I just started using this version, and yep, it's still a crock.
0.6.0 Beta 4 (Feb 20, 2008)
This is a great fun game, one of the first I ever bought. It's a bit limited here and there - buses are great early on, but mainly the game economy revolves around trains and, to a lesser degree, planes and ships. This version seems to work well.
8.5 Beta 2 (Sep 6, 2007)
The installer never finished its job. Tried a few of its suggested fixes to no avail. Will wait for the next beta. The installer in the previous 8.5 beta worked fine.
Beta 0.8.0 (Jun 11, 2007)
Awesome! I wish I'd written it. It does what it does brilliantly. It's also very fast and very small.
Do I need what it does? No, not in any way, but it's great to know it's there!
Beta 0.8.0 (Apr 23, 2009 - 7:08 AM)
Roaming charges in the EU have been very high for far too long. Every time the EU investigates, the phone companies whine that they will be broke if the charges come down, yet they turn in huge profits every year.
I used to work in the mobile phone business - at the server and billing system end of it. It always was a money machine.
The system uses "toll-tickets" to track each call (basically one ticket for each base station used during a call - as you move around during a call, you switch automatically to the nearest base station). The tickets are collected and the total call cost is calculated. When roaming, the toll-tickets are passed down the line to the user's home country (i.e. service provider). This is the only additional cost involved in roaming calls. The local call cost and exchange rate is handled beforehand via agreements between service providers (a bit like how overseas mail is paid for. Note that unlike mail, no physical handling is required). Calls and text messages are handled in exactly the same way. The cost for a roaming call/text is only marginally higher than for a domestic call. The high charges are therefore nothing more than money-grabbing.
Beta 0.8.0 (Dec 22, 2008 - 7:59 PM)
Just an observation... When the F.W.Woolworth's closing down sale started a few days ago here in the UK, I went along at noon on the first day to get some bargains. At that time almost all the DVD shelves were empty, but the Blu-Ray shelves were still full. I guess from it that, even with prices slashed, still nobody wants Blue-Ray discs.
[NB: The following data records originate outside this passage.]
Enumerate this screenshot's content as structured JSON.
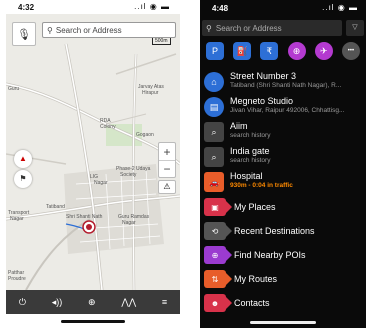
{
  "left_phone": {
    "status_time": "4:32",
    "status_indicators": "..ıl ◉ ▬",
    "search_placeholder": "Search or Address",
    "scale_label": "500m",
    "map_labels": [
      "Jarvay Atas",
      "Hirapur",
      "Guru",
      "RDA",
      "Colony",
      "Gogaon",
      "LIG",
      "Phase-2 Udaya",
      "Society",
      "Nagar",
      "Tatiband",
      "Transport",
      "Nagar",
      "Shri Shanti Nath",
      "Guru Ramdas",
      "Nagar",
      "Patthar",
      "Proudre"
    ],
    "toolbar": [
      "⏻",
      "◂))",
      "⊕",
      "⋀⋀",
      "≡"
    ],
    "icons": {
      "mic": "mic-icon",
      "search": "search-icon",
      "compass": "compass-icon",
      "flag": "flag-icon",
      "warning": "warning-icon",
      "location_pin": "location-pin-icon"
    }
  },
  "right_phone": {
    "status_time": "4:48",
    "status_indicators": "..ıl ◉ ▬",
    "search_placeholder": "Search or Address",
    "quick_actions": [
      {
        "icon": "parking-icon",
        "color": "#2d6fd6",
        "glyph": "P"
      },
      {
        "icon": "fuel-icon",
        "color": "#2d6fd6",
        "glyph": "⛽"
      },
      {
        "icon": "rupee-icon",
        "color": "#2d6fd6",
        "glyph": "₹"
      },
      {
        "icon": "hospital-icon",
        "color": "#b43ad0",
        "glyph": "⊕"
      },
      {
        "icon": "airplane-icon",
        "color": "#b43ad0",
        "glyph": "✈"
      },
      {
        "icon": "more-icon",
        "color": "#555555",
        "glyph": "•••"
      }
    ],
    "recent": [
      {
        "title": "Street Number 3",
        "subtitle": "Tatiband (Shri Shanti Nath Nagar), R...",
        "icon": "home-icon",
        "color": "#2d6fd6",
        "glyph": "⌂"
      },
      {
        "title": "Megneto Studio",
        "subtitle": "Jivan Vihar, Raipur 492006, Chhattisg...",
        "icon": "work-icon",
        "color": "#2d6fd6",
        "glyph": "▤"
      },
      {
        "title": "Aiim",
        "subtitle": "search history",
        "icon": "search-icon",
        "color": "#444444",
        "glyph": "⌕"
      },
      {
        "title": "India gate",
        "subtitle": "search history",
        "icon": "search-icon",
        "color": "#444444",
        "glyph": "⌕"
      },
      {
        "title": "Hospital",
        "subtitle": "930m - 0:04 in traffic",
        "icon": "car-icon",
        "color": "#e85d2a",
        "glyph": "🚗"
      }
    ],
    "menu": [
      {
        "label": "My Places",
        "icon": "my-places-icon",
        "color": "#d8324a",
        "glyph": "▣"
      },
      {
        "label": "Recent Destinations",
        "icon": "recent-destinations-icon",
        "color": "#555555",
        "glyph": "⟲"
      },
      {
        "label": "Find Nearby POIs",
        "icon": "nearby-poi-icon",
        "color": "#9b3bd0",
        "glyph": "⊕"
      },
      {
        "label": "My Routes",
        "icon": "my-routes-icon",
        "color": "#e85d2a",
        "glyph": "⇅"
      },
      {
        "label": "Contacts",
        "icon": "contacts-icon",
        "color": "#d8324a",
        "glyph": "☻"
      }
    ]
  }
}
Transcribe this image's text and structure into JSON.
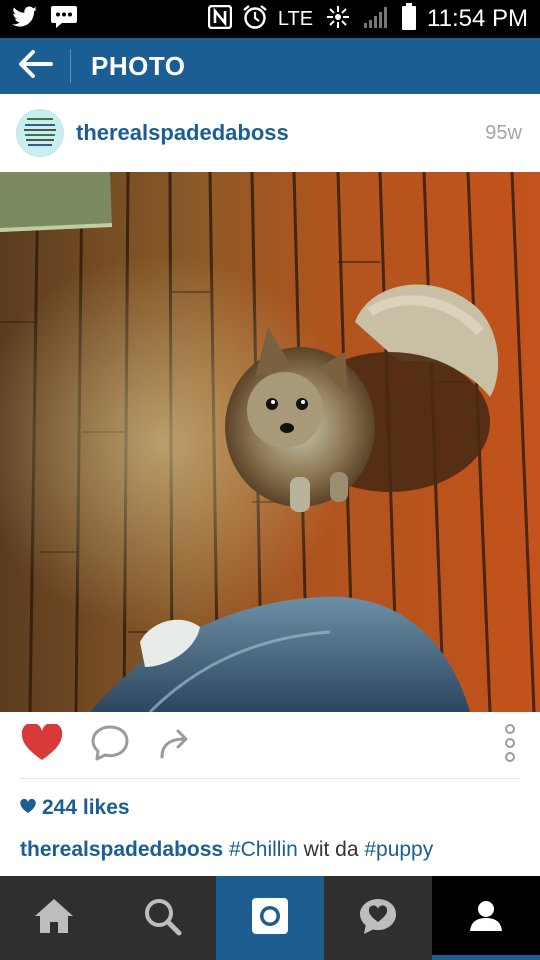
{
  "status_bar": {
    "network": "LTE",
    "clock": "11:54 PM",
    "icons": [
      "twitter-icon",
      "messages-icon",
      "nfc-icon",
      "alarm-icon",
      "lte-icon",
      "vibrate-icon",
      "signal-icon",
      "battery-icon"
    ]
  },
  "app_bar": {
    "title": "PHOTO",
    "back_icon": "arrow-left-icon",
    "background": "#1b5e93"
  },
  "post": {
    "username": "therealspadedaboss",
    "time_ago": "95w",
    "photo_description_icon": "photo",
    "actions": [
      "heart-icon",
      "comment-icon",
      "share-icon",
      "more-options-icon"
    ],
    "liked": true,
    "likes_text": "244 likes",
    "caption": {
      "username": "therealspadedaboss",
      "tag1": "#Chillin",
      "text": " wit da ",
      "tag2": "#puppy"
    }
  },
  "bottom_nav": {
    "items": [
      "home-icon",
      "search-icon",
      "camera-icon",
      "activity-icon",
      "profile-icon"
    ],
    "active": "profile"
  },
  "colors": {
    "brand_blue": "#1b5e93",
    "like_red": "#d83a3a",
    "nav_bg": "#2f2f2f"
  }
}
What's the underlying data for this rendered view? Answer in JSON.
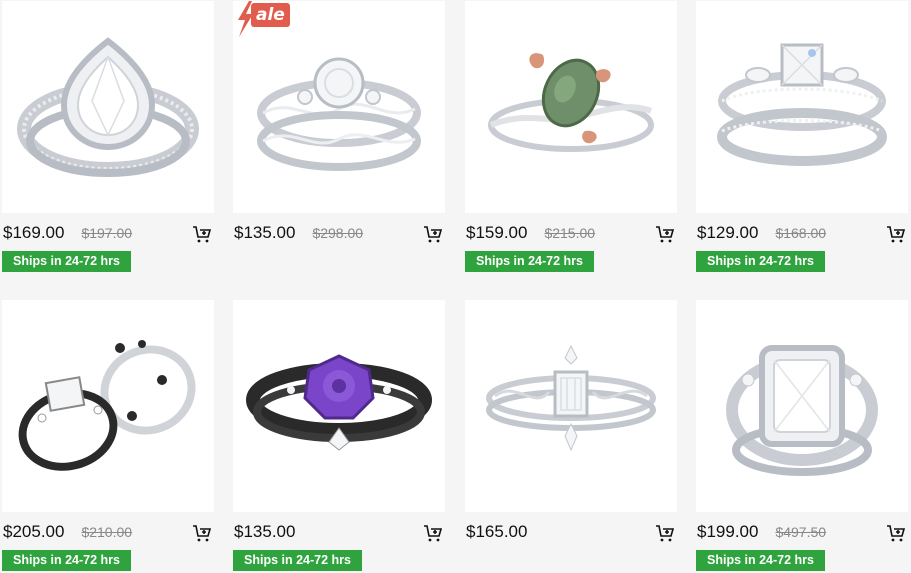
{
  "sale_badge": {
    "label": "ale"
  },
  "products": [
    {
      "price": "$169.00",
      "original_price": "$197.00",
      "shipping": "Ships in 24-72 hrs",
      "ring": "pear-halo-silver",
      "sale": false
    },
    {
      "price": "$135.00",
      "original_price": "$298.00",
      "shipping": "",
      "ring": "twist-bridal-silver",
      "sale": true
    },
    {
      "price": "$159.00",
      "original_price": "$215.00",
      "shipping": "Ships in 24-72 hrs",
      "ring": "moss-agate-leaf",
      "sale": false
    },
    {
      "price": "$129.00",
      "original_price": "$168.00",
      "shipping": "Ships in 24-72 hrs",
      "ring": "princess-bridal-silver",
      "sale": false
    },
    {
      "price": "$205.00",
      "original_price": "$210.00",
      "shipping": "Ships in 24-72 hrs",
      "ring": "black-white-set",
      "sale": false
    },
    {
      "price": "$135.00",
      "original_price": "",
      "shipping": "Ships in 24-72 hrs",
      "ring": "purple-rose-black",
      "sale": false
    },
    {
      "price": "$165.00",
      "original_price": "",
      "shipping": "",
      "ring": "emerald-cut-vintage",
      "sale": false
    },
    {
      "price": "$199.00",
      "original_price": "$497.50",
      "shipping": "Ships in 24-72 hrs",
      "ring": "radiant-halo-silver",
      "sale": false
    }
  ],
  "colors": {
    "ship_badge": "#2fa33d",
    "sale_badge": "#e25c4d",
    "silver": "#c9ccd2",
    "black_metal": "#2a2a2a",
    "purple_gem": "#7a45c8",
    "moss_gem": "#6f8f6a",
    "rose_gold": "#d9957a"
  }
}
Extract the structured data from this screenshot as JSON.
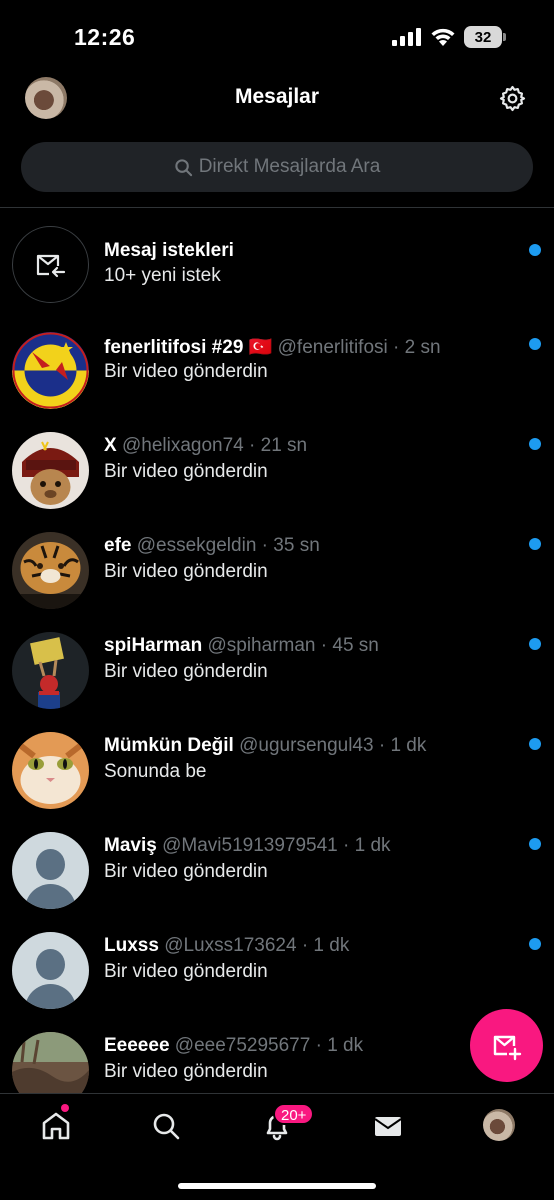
{
  "status_bar": {
    "time": "12:26",
    "battery": "32"
  },
  "header": {
    "title": "Mesajlar"
  },
  "search": {
    "placeholder": "Direkt Mesajlarda Ara"
  },
  "requests": {
    "title": "Mesaj istekleri",
    "subtitle": "10+ yeni istek"
  },
  "conversations": [
    {
      "name": "fenerlitifosi #29",
      "flag": "🇹🇷",
      "handle": "@fenerlitifosi",
      "time": "· 2 sn",
      "preview": "Bir video gönderdin"
    },
    {
      "name": "X",
      "handle": "@helixagon74",
      "time": "· 21 sn",
      "preview": "Bir video gönderdin"
    },
    {
      "name": "efe",
      "handle": "@essekgeldin",
      "time": "· 35 sn",
      "preview": "Bir video gönderdin"
    },
    {
      "name": "spiHarman",
      "handle": "@spiharman",
      "time": "· 45 sn",
      "preview": "Bir video gönderdin"
    },
    {
      "name": "Mümkün Değil",
      "handle": "@ugursengul43",
      "time": "· 1 dk",
      "preview": "Sonunda be"
    },
    {
      "name": "Maviş",
      "handle": "@Mavi51913979541",
      "time": "· 1 dk",
      "preview": "Bir video gönderdin"
    },
    {
      "name": "Luxss",
      "handle": "@Luxss173624",
      "time": "· 1 dk",
      "preview": "Bir video gönderdin"
    },
    {
      "name": "Eeeeee",
      "handle": "@eee75295677",
      "time": "· 1 dk",
      "preview": "Bir video gönderdin"
    }
  ],
  "tabbar": {
    "notif_badge": "20+"
  },
  "colors": {
    "accent": "#1d9bf0",
    "fab": "#f91880",
    "background": "#000000",
    "muted": "#71767b"
  }
}
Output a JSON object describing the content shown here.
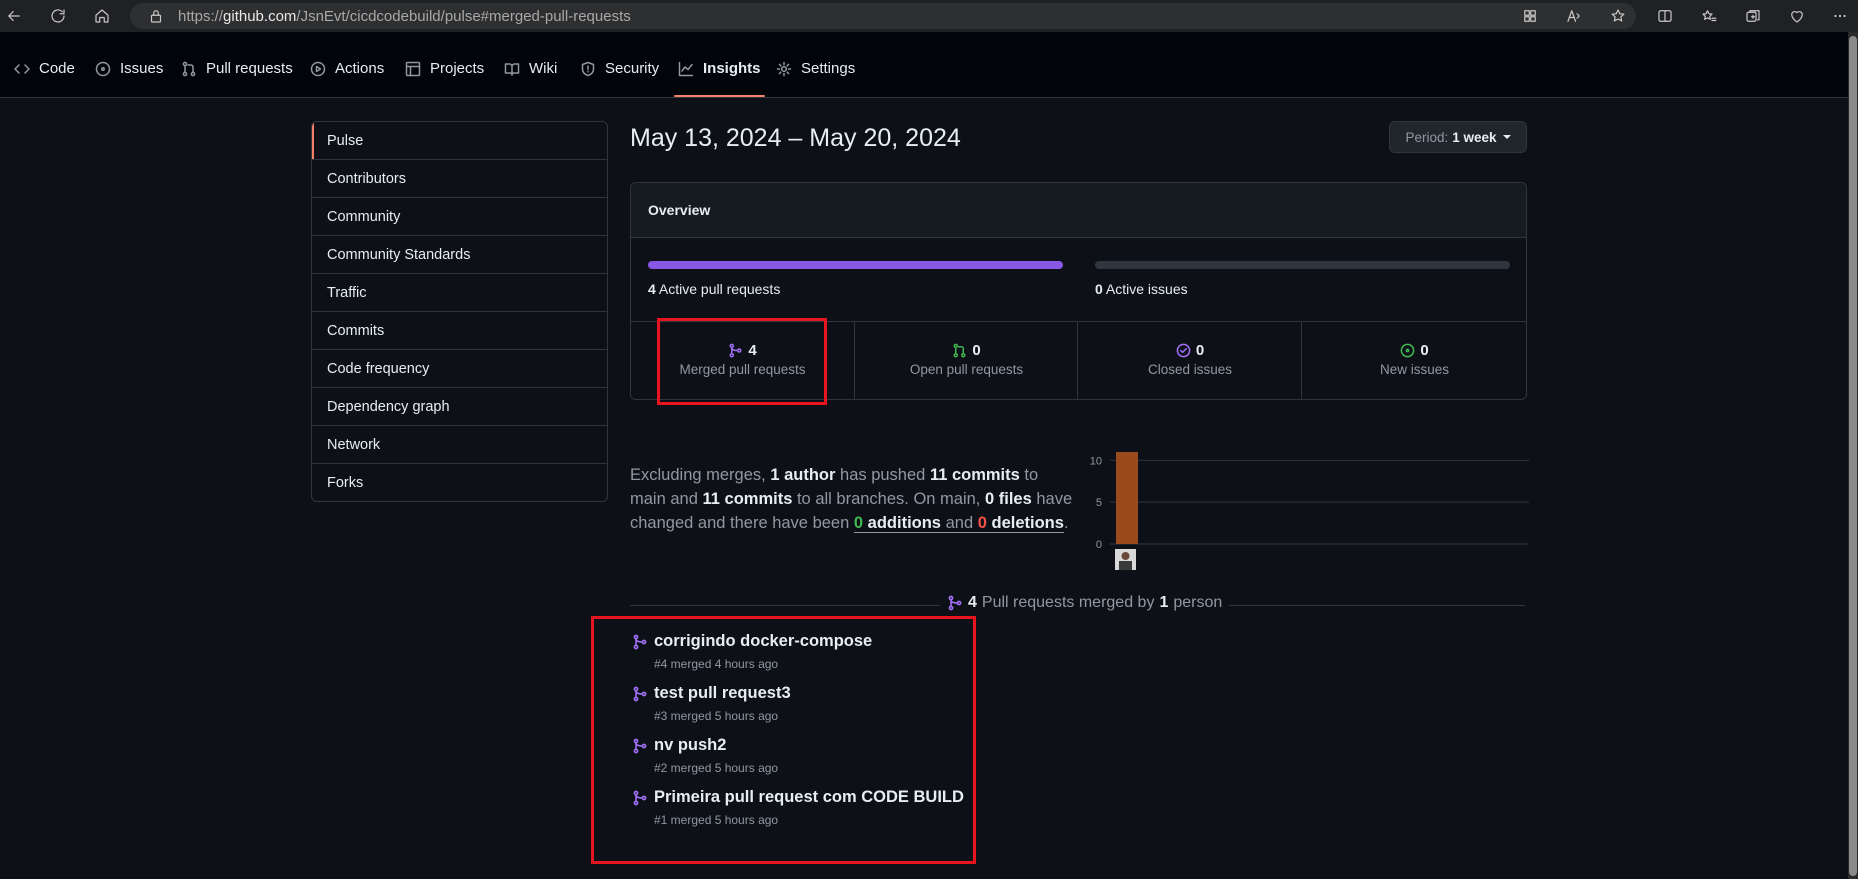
{
  "browser": {
    "url_prefix": "https://",
    "url_host": "github.com",
    "url_path": "/JsnEvt/cicdcodebuild/pulse#merged-pull-requests"
  },
  "repo_nav": {
    "tabs": [
      {
        "label": "Code",
        "icon": "code-icon"
      },
      {
        "label": "Issues",
        "icon": "issue-icon"
      },
      {
        "label": "Pull requests",
        "icon": "pull-request-icon"
      },
      {
        "label": "Actions",
        "icon": "play-icon"
      },
      {
        "label": "Projects",
        "icon": "table-icon"
      },
      {
        "label": "Wiki",
        "icon": "book-icon"
      },
      {
        "label": "Security",
        "icon": "shield-icon"
      },
      {
        "label": "Insights",
        "icon": "graph-icon",
        "active": true
      },
      {
        "label": "Settings",
        "icon": "gear-icon"
      }
    ]
  },
  "sidebar": {
    "items": [
      {
        "label": "Pulse",
        "active": true
      },
      {
        "label": "Contributors"
      },
      {
        "label": "Community"
      },
      {
        "label": "Community Standards"
      },
      {
        "label": "Traffic"
      },
      {
        "label": "Commits"
      },
      {
        "label": "Code frequency"
      },
      {
        "label": "Dependency graph"
      },
      {
        "label": "Network"
      },
      {
        "label": "Forks"
      }
    ]
  },
  "header": {
    "date_range": "May 13, 2024 – May 20, 2024",
    "period_label": "Period:",
    "period_value": "1 week"
  },
  "overview": {
    "title": "Overview",
    "active_prs_count": "4",
    "active_prs_label": "Active pull requests",
    "active_prs_fill": 1.0,
    "active_issues_count": "0",
    "active_issues_label": "Active issues",
    "active_issues_fill": 0.0,
    "stats": [
      {
        "count": "4",
        "label": "Merged pull requests",
        "icon": "git-merge-icon",
        "color": "#a371f7"
      },
      {
        "count": "0",
        "label": "Open pull requests",
        "icon": "git-pull-request-icon",
        "color": "#3fb950"
      },
      {
        "count": "0",
        "label": "Closed issues",
        "icon": "issue-closed-icon",
        "color": "#a371f7"
      },
      {
        "count": "0",
        "label": "New issues",
        "icon": "issue-opened-icon",
        "color": "#3fb950"
      }
    ]
  },
  "summary": {
    "t1": "Excluding merges,",
    "authors": "1 author",
    "t2": "has pushed",
    "commits_main": "11 commits",
    "t3": "to main and",
    "commits_all": "11 commits",
    "t4": "to all branches. On main,",
    "files": "0 files",
    "t5": "have changed and there have been",
    "additions_count": "0",
    "additions_word": "additions",
    "t6": "and",
    "deletions_count": "0",
    "deletions_word": "deletions",
    "t7": "."
  },
  "chart_data": {
    "type": "bar",
    "categories": [
      "author"
    ],
    "values": [
      11
    ],
    "ylim": [
      0,
      11
    ],
    "yticks": [
      "10",
      "5",
      "0"
    ],
    "bar_color": "#9a4b1e",
    "grid": true
  },
  "merged": {
    "count": "4",
    "text1": "Pull requests merged by",
    "people": "1",
    "text2": "person",
    "items": [
      {
        "title": "corrigindo docker-compose",
        "meta": "#4 merged 4 hours ago"
      },
      {
        "title": "test pull request3",
        "meta": "#3 merged 5 hours ago"
      },
      {
        "title": "nv push2",
        "meta": "#2 merged 5 hours ago"
      },
      {
        "title": "Primeira pull request com CODE BUILD",
        "meta": "#1 merged 5 hours ago"
      }
    ]
  },
  "colors": {
    "accent_merge": "#a371f7",
    "accent_open": "#3fb950",
    "annotation": "#e8141e",
    "tab_underline": "#f78166"
  }
}
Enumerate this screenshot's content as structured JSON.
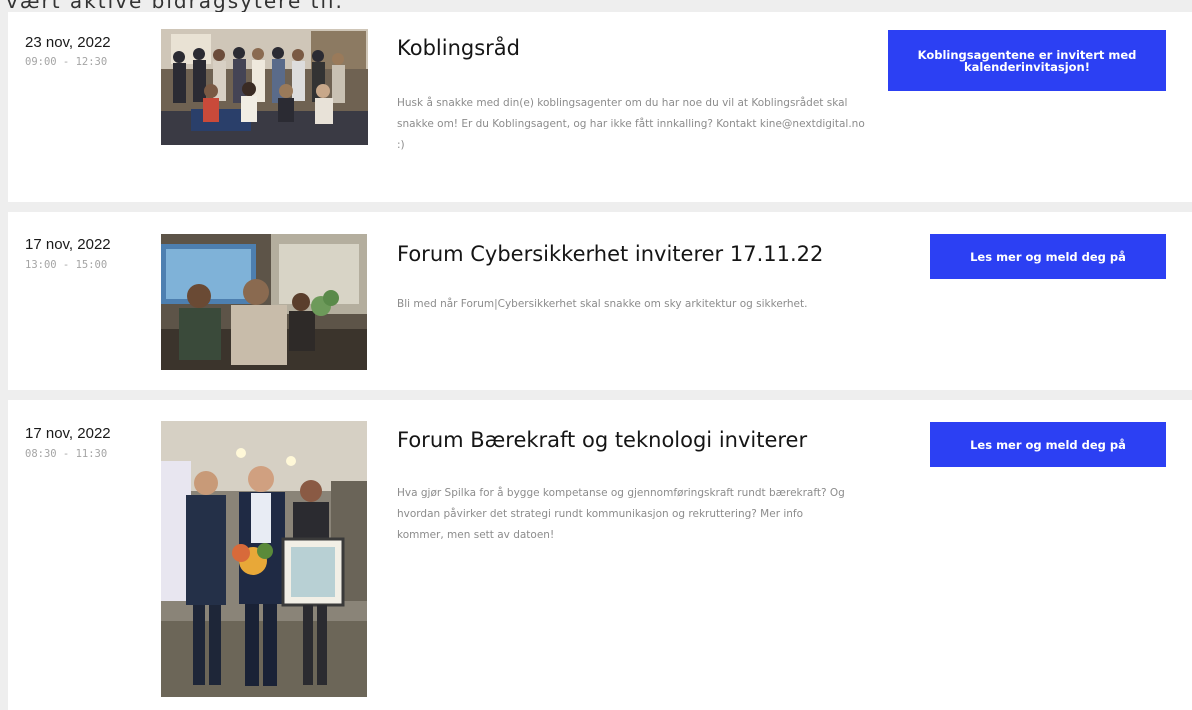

Beta 0.8.0 (Dec 18, 2008 - 10:00 AM)
One could say that Orange and Apple are a right pear :-)
Beta 0.8.0 (Jan 30, 2008 - 1:36 PM)
"We've listened to what our customers want and acted, offering simple but competitive tariffs across all our handset range." - tee hee!
Tariffs are designed to MAKE money for the network, not SAVE it for the customer.
Beta 0.8.0 (Jul 26, 2007 - 6:28 AM)
This article misses a key point in the UK argument: Under UK law, while the singer/player loses copyright after 50 years, the song writer gets royalties for the rest of their life plus 70 years. The trick here is to write and perform your own material.
Another side of the argument over royalties is this: They offer the recording artist a payback over time that evens up the score with the manager. For example, 1980s teen band S Club 7 earned around £600,000 each from their music, while their manager earned himself £50 million.